November 15, 2008

What Happened on Take Our Kids To Work Day?

Take Our Kids To Work Day is an an opportunity for grade nine students to see what their parents do. This year, my son Jeevan accompanied me in anticipation of what he called a "businessman's lunch". I planned a (slightly better than) typical day. 

I wanted Jeevan to see elite life insurance advisors with revenue of at least $1 million. Since there are many in downtown Toronto, I tried to arrange a presentation for in a prestigious office tower like Brookfield Place, First Canadian Place or Scotia Plaza. The timing didn't work out.

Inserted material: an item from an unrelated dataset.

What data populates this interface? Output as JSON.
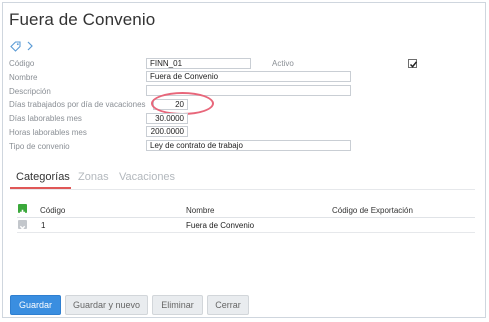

9:00am Left Home (Etobicoke)
We were both nicely dressed with shiny shoes. I normally arrange meetings after most of the morning traffic has passed. This saves travel time.

9:45am Meeting An Advisor (Markham)
We arrived on time to meet an advisor who asked for help with "10-8" Leveraging, which uses life insurance to magnify the benefits of financial leveraging while shrinking the risks. We were then meeting his client.

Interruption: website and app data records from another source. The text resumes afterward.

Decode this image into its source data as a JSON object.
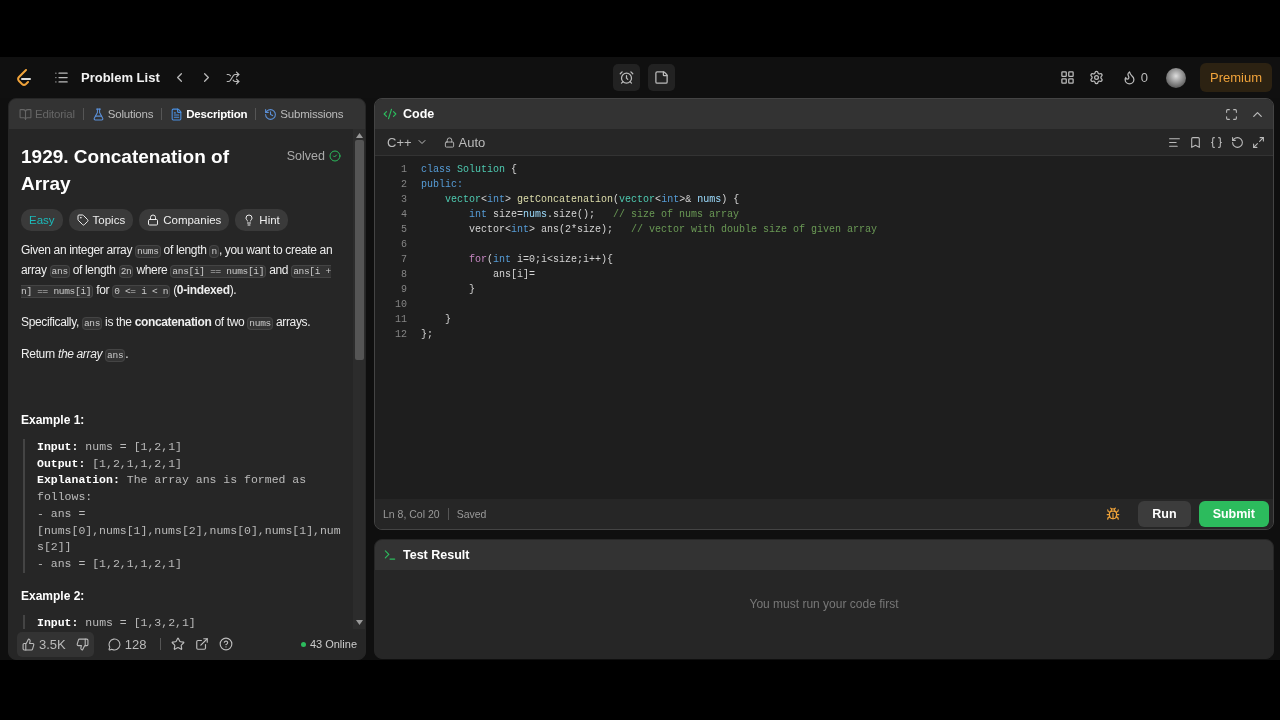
{
  "navbar": {
    "title": "Problem List",
    "streak": "0",
    "premium": "Premium"
  },
  "description_tabs": [
    {
      "label": "Editorial",
      "kind": "book",
      "selected": false,
      "disabled": true
    },
    {
      "label": "Solutions",
      "kind": "flask",
      "selected": false,
      "disabled": false
    },
    {
      "label": "Description",
      "kind": "document",
      "selected": true,
      "disabled": false
    },
    {
      "label": "Submissions",
      "kind": "history",
      "selected": false,
      "disabled": false
    }
  ],
  "problem": {
    "title": "1929. Concatenation of Array",
    "status": "Solved",
    "difficulty": "Easy",
    "tags": [
      {
        "label": "Topics",
        "kind": "tag"
      },
      {
        "label": "Companies",
        "kind": "lock"
      },
      {
        "label": "Hint",
        "kind": "bulb"
      }
    ],
    "paragraphs": [
      [
        {
          "text": "Given an integer array ",
          "kind": "text"
        },
        {
          "text": "nums",
          "kind": "code"
        },
        {
          "text": " of length ",
          "kind": "text"
        },
        {
          "text": "n",
          "kind": "code"
        },
        {
          "text": ", you want to create an array ",
          "kind": "text"
        },
        {
          "text": "ans",
          "kind": "code"
        },
        {
          "text": " of length ",
          "kind": "text"
        },
        {
          "text": "2n",
          "kind": "code"
        },
        {
          "text": " where ",
          "kind": "text"
        },
        {
          "text": "ans[i] == nums[i]",
          "kind": "code"
        },
        {
          "text": " and ",
          "kind": "text"
        },
        {
          "text": "ans[i + n] == nums[i]",
          "kind": "code"
        },
        {
          "text": " for ",
          "kind": "text"
        },
        {
          "text": "0 <= i < n",
          "kind": "code"
        },
        {
          "text": " (",
          "kind": "text"
        },
        {
          "text": "0-indexed",
          "kind": "bold"
        },
        {
          "text": ").",
          "kind": "text"
        }
      ],
      [
        {
          "text": "Specifically, ",
          "kind": "text"
        },
        {
          "text": "ans",
          "kind": "code"
        },
        {
          "text": " is the ",
          "kind": "text"
        },
        {
          "text": "concatenation",
          "kind": "bold"
        },
        {
          "text": " of two ",
          "kind": "text"
        },
        {
          "text": "nums",
          "kind": "code"
        },
        {
          "text": " arrays.",
          "kind": "text"
        }
      ],
      [
        {
          "text": "Return ",
          "kind": "text"
        },
        {
          "text": "the array ",
          "kind": "italic"
        },
        {
          "text": "ans",
          "kind": "code"
        },
        {
          "text": ".",
          "kind": "text"
        }
      ]
    ],
    "examples": [
      {
        "title": "Example 1:",
        "lines": [
          {
            "label": "Input:",
            "value": "nums = [1,2,1]"
          },
          {
            "label": "Output:",
            "value": "[1,2,1,1,2,1]"
          },
          {
            "label": "Explanation:",
            "value": "The array ans is formed as follows:\n- ans = [nums[0],nums[1],nums[2],nums[0],nums[1],nums[2]]\n- ans = [1,2,1,1,2,1]"
          }
        ]
      },
      {
        "title": "Example 2:",
        "lines": [
          {
            "label": "Input:",
            "value": "nums = [1,3,2,1]"
          }
        ]
      }
    ]
  },
  "footer": {
    "likes": "3.5K",
    "comments": "128",
    "online": "43 Online"
  },
  "code_panel": {
    "title": "Code",
    "language": "C++",
    "mode": "Auto",
    "lines": [
      {
        "number": "1",
        "tokens": [
          {
            "text": "class ",
            "kind": "keyword"
          },
          {
            "text": "Solution",
            "kind": "type"
          },
          {
            "text": " {",
            "kind": "plain"
          }
        ]
      },
      {
        "number": "2",
        "tokens": [
          {
            "text": "public:",
            "kind": "keyword"
          }
        ]
      },
      {
        "number": "3",
        "tokens": [
          {
            "text": "    vector",
            "kind": "type"
          },
          {
            "text": "<",
            "kind": "plain"
          },
          {
            "text": "int",
            "kind": "keyword"
          },
          {
            "text": "> ",
            "kind": "plain"
          },
          {
            "text": "getConcatenation",
            "kind": "function"
          },
          {
            "text": "(",
            "kind": "plain"
          },
          {
            "text": "vector",
            "kind": "type"
          },
          {
            "text": "<",
            "kind": "plain"
          },
          {
            "text": "int",
            "kind": "keyword"
          },
          {
            "text": ">& ",
            "kind": "plain"
          },
          {
            "text": "nums",
            "kind": "variable"
          },
          {
            "text": ") {",
            "kind": "plain"
          }
        ]
      },
      {
        "number": "4",
        "tokens": [
          {
            "text": "        int",
            "kind": "keyword"
          },
          {
            "text": " size=",
            "kind": "plain"
          },
          {
            "text": "nums",
            "kind": "variable"
          },
          {
            "text": ".size();   ",
            "kind": "plain"
          },
          {
            "text": "// size of nums array",
            "kind": "comment"
          }
        ]
      },
      {
        "number": "5",
        "tokens": [
          {
            "text": "        vector<",
            "kind": "plain"
          },
          {
            "text": "int",
            "kind": "keyword"
          },
          {
            "text": "> ans(2*size);   ",
            "kind": "plain"
          },
          {
            "text": "// vector with double size of given array",
            "kind": "comment"
          }
        ]
      },
      {
        "number": "6"
      },
      {
        "number": "7",
        "tokens": [
          {
            "text": "        for",
            "kind": "control"
          },
          {
            "text": "(",
            "kind": "plain"
          },
          {
            "text": "int",
            "kind": "keyword"
          },
          {
            "text": " i=0;i<size;i++){",
            "kind": "plain"
          }
        ]
      },
      {
        "number": "8",
        "tokens": [
          {
            "text": "            ans[i]=",
            "kind": "plain"
          }
        ]
      },
      {
        "number": "9",
        "tokens": [
          {
            "text": "        }",
            "kind": "plain"
          }
        ]
      },
      {
        "number": "10"
      },
      {
        "number": "11",
        "tokens": [
          {
            "text": "    }",
            "kind": "plain"
          }
        ]
      },
      {
        "number": "12",
        "tokens": [
          {
            "text": "};",
            "kind": "plain"
          }
        ]
      }
    ],
    "status": {
      "position": "Ln 8, Col 20",
      "saved": "Saved"
    },
    "run": "Run",
    "submit": "Submit"
  },
  "test_result": {
    "title": "Test Result",
    "message": "You must run your code first"
  }
}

The advisor arrive late for no good reason --- around 10am. This is very rare. During our meeting, he kept jumping between topics. He also kept answering his phone, which is rude. That's not how you treat an invited guest. I avoid advisors who behave like that. I focus on advisors who apply the four habits of highly referrable people

My son got a gift which he better not use: a wine bottle opener.

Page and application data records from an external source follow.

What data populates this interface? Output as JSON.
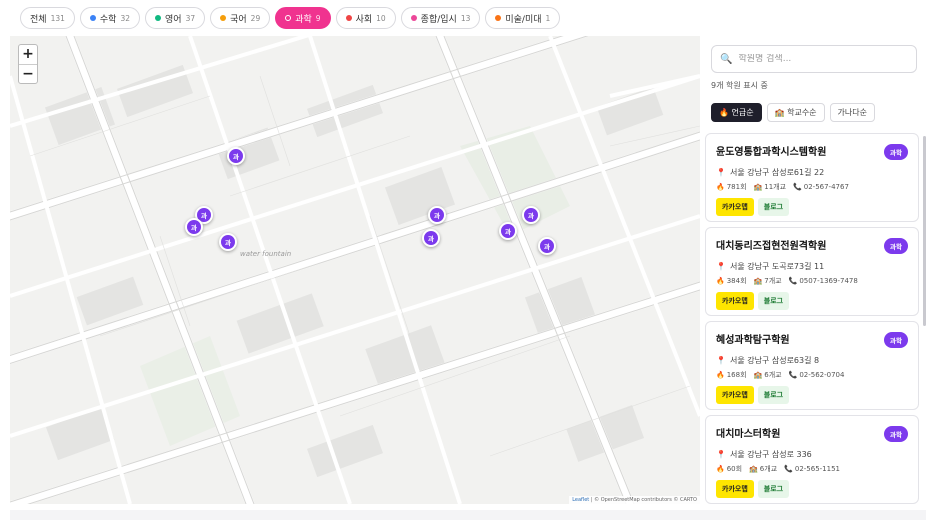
{
  "filters": [
    {
      "label": "전체",
      "count": "131",
      "color": ""
    },
    {
      "label": "수학",
      "count": "32",
      "color": "#3b82f6"
    },
    {
      "label": "영어",
      "count": "37",
      "color": "#10b981"
    },
    {
      "label": "국어",
      "count": "29",
      "color": "#f59e0b"
    },
    {
      "label": "과학",
      "count": "9",
      "color": "#f0338f",
      "active": true
    },
    {
      "label": "사회",
      "count": "10",
      "color": "#ef4444"
    },
    {
      "label": "종합/입시",
      "count": "13",
      "color": "#ec4899"
    },
    {
      "label": "미술/미대",
      "count": "1",
      "color": "#f97316"
    }
  ],
  "map": {
    "zoom_in": "+",
    "zoom_out": "−",
    "marker_label": "과",
    "marker_color": "#7c3aed",
    "water_label": "water fountain",
    "attribution_leaflet": "Leaflet",
    "attribution_rest": " | © OpenStreetMap contributors © CARTO"
  },
  "sidebar": {
    "search_placeholder": "학원명 검색...",
    "count_text": "9개 학원 표시 중",
    "sort": [
      "🔥 언급순",
      "🏫 학교수순",
      "가나다순"
    ],
    "academies": [
      {
        "name": "윤도영통합과학시스템학원",
        "badge": "과학",
        "address": "서울 강남구 삼성로61길 22",
        "mentions": "781회",
        "schools": "11개교",
        "phone": "02-567-4767",
        "kakao": "카카오맵",
        "blog": "블로그"
      },
      {
        "name": "대치동리즈접현전원격학원",
        "badge": "과학",
        "address": "서울 강남구 도곡로73길 11",
        "mentions": "384회",
        "schools": "7개교",
        "phone": "0507-1369-7478",
        "kakao": "카카오맵",
        "blog": "블로그"
      },
      {
        "name": "혜성과학탐구학원",
        "badge": "과학",
        "address": "서울 강남구 삼성로63길 8",
        "mentions": "168회",
        "schools": "6개교",
        "phone": "02-562-0704",
        "kakao": "카카오맵",
        "blog": "블로그"
      },
      {
        "name": "대치마스터학원",
        "badge": "과학",
        "address": "서울 강남구 삼성로 336",
        "mentions": "60회",
        "schools": "6개교",
        "phone": "02-565-1151",
        "kakao": "카카오맵",
        "blog": "블로그"
      }
    ]
  }
}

11:40am Meeting A Client (Markham)
Although scheduled for 11 am, the client arrived 40 minutes late He brought his accountant. As discussions began, the client kept checking messages on his Blackberry. However, he became more engaged within a few minutes. Both he and the accountant asked thoughtful questions. They had seen proposals for 10-8 leveraging before. 

Although questions remained, we left around 12:10pm to keep on schedule. In the car, Jeevan said that he followed most of the discussions. He asked what "YRT" meant. It's short for Yearly Renewable Term, a type of insurance scale in which rates increase every year to mirror mortality rates. To minimize the costs, the death benefit decreases each year to the minimum that Canada Revenue Agency requires for tax-exempt status. Who would want this? Wealthy clients who want to maximize tax-sheltered growth by minimizing insurance charges. Typical deposits are $100,000 to $500,000 a year for three to five years. 

1:00pm Lunch With An Advisor (Oakville)
Where can you get root beer in bottles?

Most leading insurance advisors are in their late 50s or older. They prefer wine over root beer. I wanted Jeevan to see there are successful younger advisors too. So we had lunch with an advisor under age 30 who is part of a very successful team (mainly selling "10-8" leveraging). We all had root beer in bottles. 

3:30pm Harry Rosen (Mississauga)
We made a pit stop between appointments. Two of my Italian suits needed unusual repairs: one has a broken zipper (which I didn't notice until I was in Sudbury just before a group presentation) and the other has lining that came apart at the seams in a sleeve. This proves that things go wrong regardless of price. While there, I bought an overcoat from the broken zipper company, the triumph of hope over experience. Do we ever learn?

4:00pm IFB Summit (Toronto Airport)
To end the day, we went to Independent Financial Brokers Summit to see the final speaker: Heath Slawner on the Power of Persuasion. This was based on the eye-opening work of Dr. Robert Cialdini, who I've seen twice. We all need reminding. I wrote about the six universal principles of infuence earlier. 

6:00pm Heading Home
Even though everyone was leaving the parking lot at once, we were on time for Take Our Kids Home For Dinner.

1 comment:

Anonymous said...

I had a humbling take our kids to work day, since I am unemployed my wife took my daughter to her job at the Church.

Good to see folks take this seriously.